The least attractive functionality of Movable Type is the need to rebuild the blog whenever you make a change to a template, a configuration setting, or add a new category. Waiting for the rebuild is annoying, to say the least, and certainly slows down any customization work you do to the design or layout. This can be addressed by turning on dynamic page-building, but some users have found that the server load that occurs as a result is unacceptable to their Web host.
For the non-technically inclined, installation of this software can be quite a challenge. Don’t attempt it all if you aren’t already comfortable with uploading and downloading files to a Web server. There are several Web hosts that offer Movable Type installation as part of their package of services.
There is no trial period for Movable Type, but there is a free version of the software that you can download and install. The paid license entitles you to support, some promotion, and discounts on future upgrades.
Cost: MT’s pricing scheme is fairly complex. Personal users will pay at least $69.95. Commercial users pay at least $199.95.
Time to launch: 2 hours
Machine’s Expression Engine isn’t well-known, but that shouldn’t stop you from giving this powerful and extensible software a try.
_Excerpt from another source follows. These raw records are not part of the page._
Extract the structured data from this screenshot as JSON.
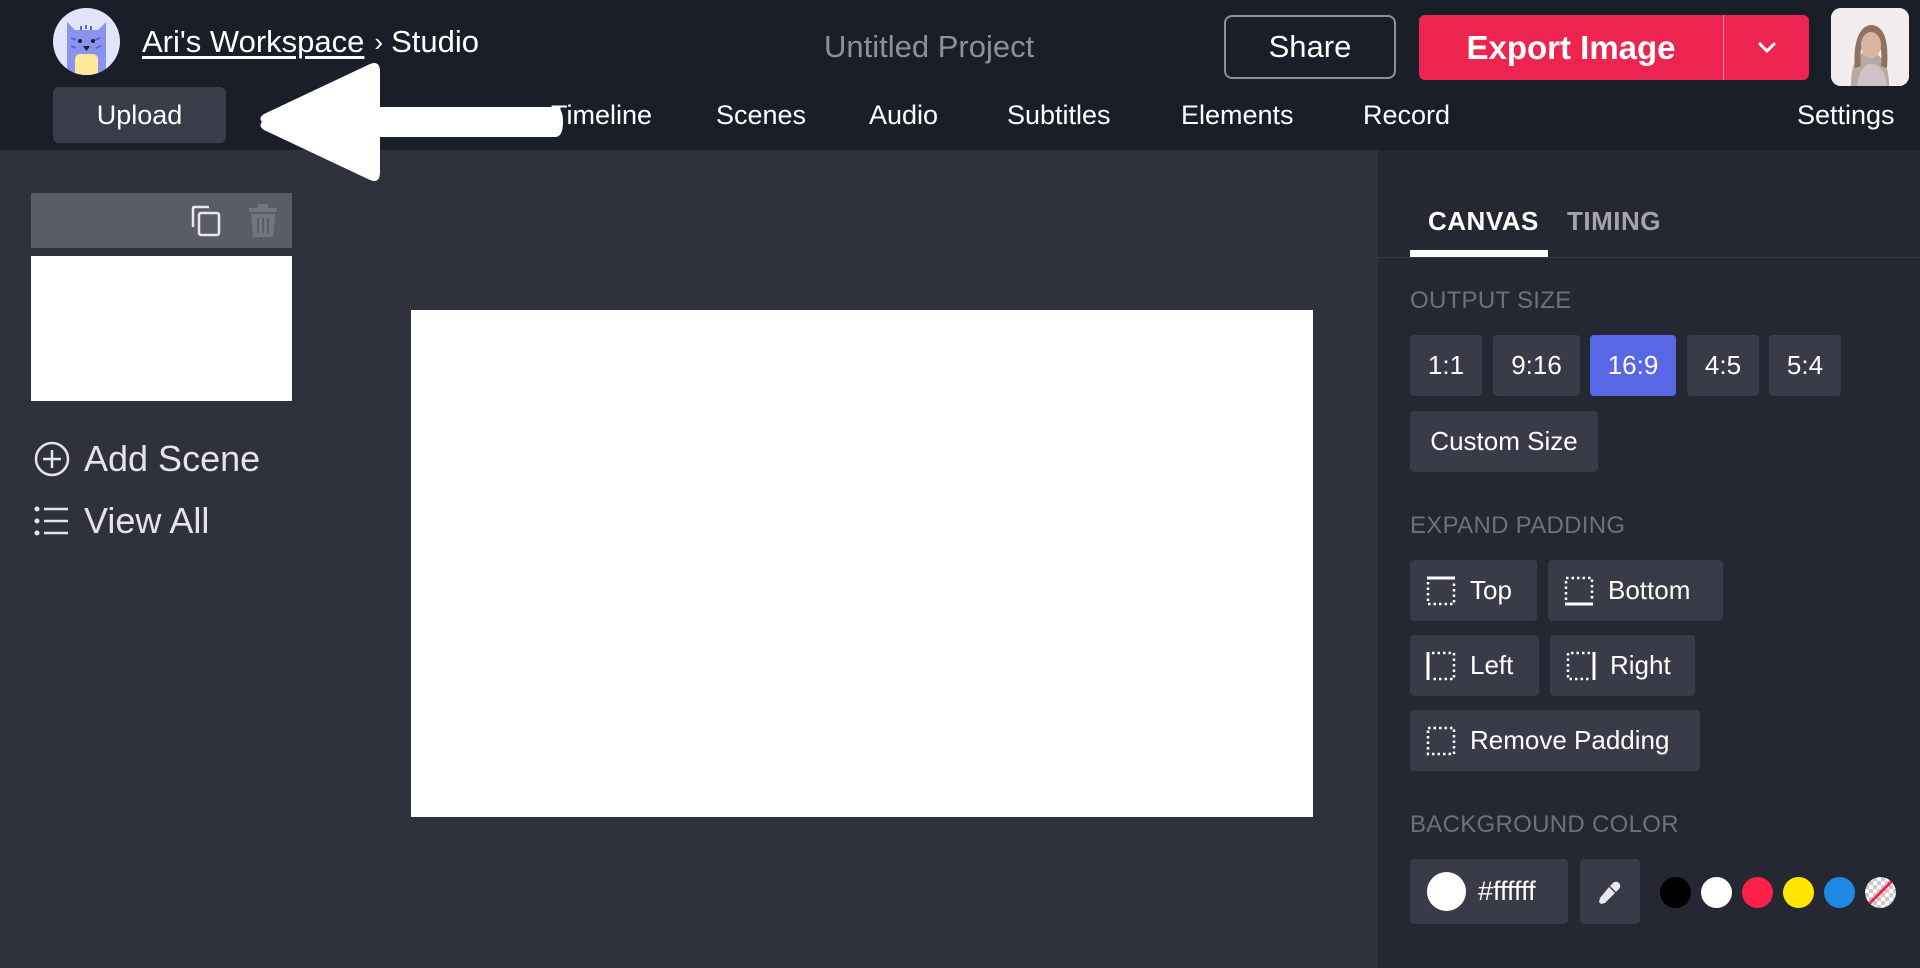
{
  "header": {
    "workspace_name": "Ari's Workspace",
    "separator": "›",
    "section": "Studio",
    "project_title": "Untitled Project",
    "share_label": "Share",
    "export_label": "Export Image",
    "upload_label": "Upload",
    "nav": [
      "Timeline",
      "Scenes",
      "Audio",
      "Subtitles",
      "Elements",
      "Record"
    ],
    "settings_label": "Settings"
  },
  "sidebar": {
    "add_scene_label": "Add Scene",
    "view_all_label": "View All"
  },
  "panel": {
    "tabs": [
      "CANVAS",
      "TIMING"
    ],
    "active_tab": "CANVAS",
    "output_size_label": "OUTPUT SIZE",
    "ratios": [
      "1:1",
      "9:16",
      "16:9",
      "4:5",
      "5:4"
    ],
    "selected_ratio": "16:9",
    "custom_size_label": "Custom Size",
    "expand_padding_label": "EXPAND PADDING",
    "padding_buttons": {
      "top": "Top",
      "bottom": "Bottom",
      "left": "Left",
      "right": "Right",
      "remove": "Remove Padding"
    },
    "background_color_label": "BACKGROUND COLOR",
    "background_color_value": "#ffffff",
    "swatches": [
      "#000000",
      "#ffffff",
      "#ff1f4b",
      "#ffe500",
      "#1e88e5",
      "transparent"
    ]
  },
  "colors": {
    "accent": "#5867e6",
    "export": "#ee2450",
    "header_bg": "#1a1e29",
    "stage_bg": "#2f323d",
    "panel_bg": "#252833"
  }
}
It is technically more accurate to call Expression Engine a content management system, rather than just a blogging software tool. However, it grew out of blogging and has all of the blogging bells and whistles: moblogging, Trackbacks, archiving and so on. Dennis Lloyd uses it for the independent information resource iPodlounge.
In addition to the usual set of blogging functionality, Expression Engine has incorporated modules for image galleries and a mailing list. Uniquely, you can crop, resize, and rotate images in the Expression Engine photo gallery tool, in addition to batch processing a set of images. The people and search engine friendly URLs the system generates are of particular interest to bloggers looking for good search engine listings. You can run multiple Weblogs through the same installation of Expression Engine, and each “new post” page can be customized exactly to fit the use. Most blog software limits you to title, entry, extended entry, and excerpt fields. With EE, you can rename those to suit your publication and add more as needed.
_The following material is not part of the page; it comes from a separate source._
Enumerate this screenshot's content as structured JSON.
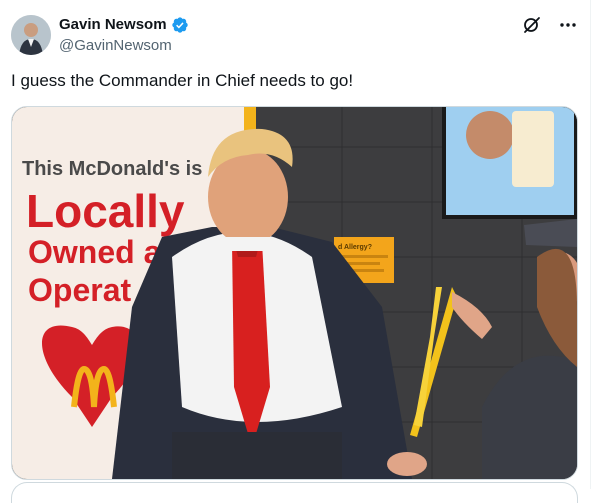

Templates are editable online through a simple textbox interface, but you can set up the system to generate files you can download and edit with an HTML editor. Learning how information relates and how to link across the site is a challenge: expect to spend several hours learning how to use this system. Your reward will be incredible flexibility in building a site that has constant updating needs, blog or not.
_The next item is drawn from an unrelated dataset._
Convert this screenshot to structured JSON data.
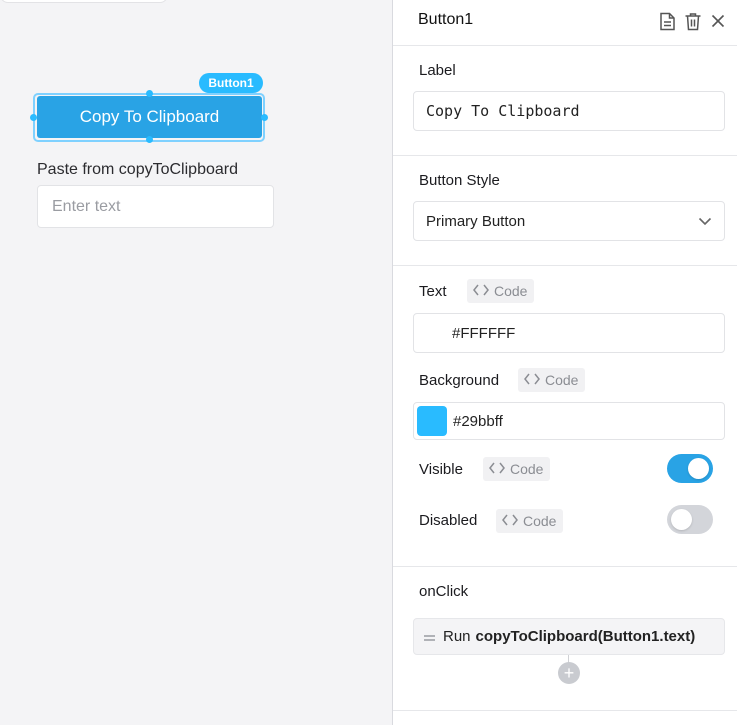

Expression Engine is ideal for publishers that need to do more than just blogging; this system is ideal for handling hundreds of members, multiple user groups with different editing privileges, and sites with several blogs. Technically speaking, it’s not for the faint of heart.
Cost: $149 for a non-commercial license, $199 for a commercial license
Free trial: 14 days if installed on your own server, 30 days with a hosted version
Time to launch: 2 hours
LiveJournal is, at its core, a community collaboration tool that allows you to form networks of “friends” and blogs online. While it’s often used to create simple blogs, the tool isn’t the best in its realm, especially in comparison to some of the free tools (LiveJournal, is about $2 a month). It’s not very intuitive to set up, and the less-than-professional-looking templates are difficult to modify, even with advanced coding skills. If you’re looking for a tool to create an organizational blog, there are better choices.
Price: $4.95/month for Basic, $8.95/month for Plus, or $14.95/month for Pro
Hosted or installed? Hosted
Bandwidth: 2GB for Basic, 5GB for Plus, and 10GB for Pro
Supports Categories: Yes
Supports Excerpts: Yes (except for Basic)
One Step Pictures: Yes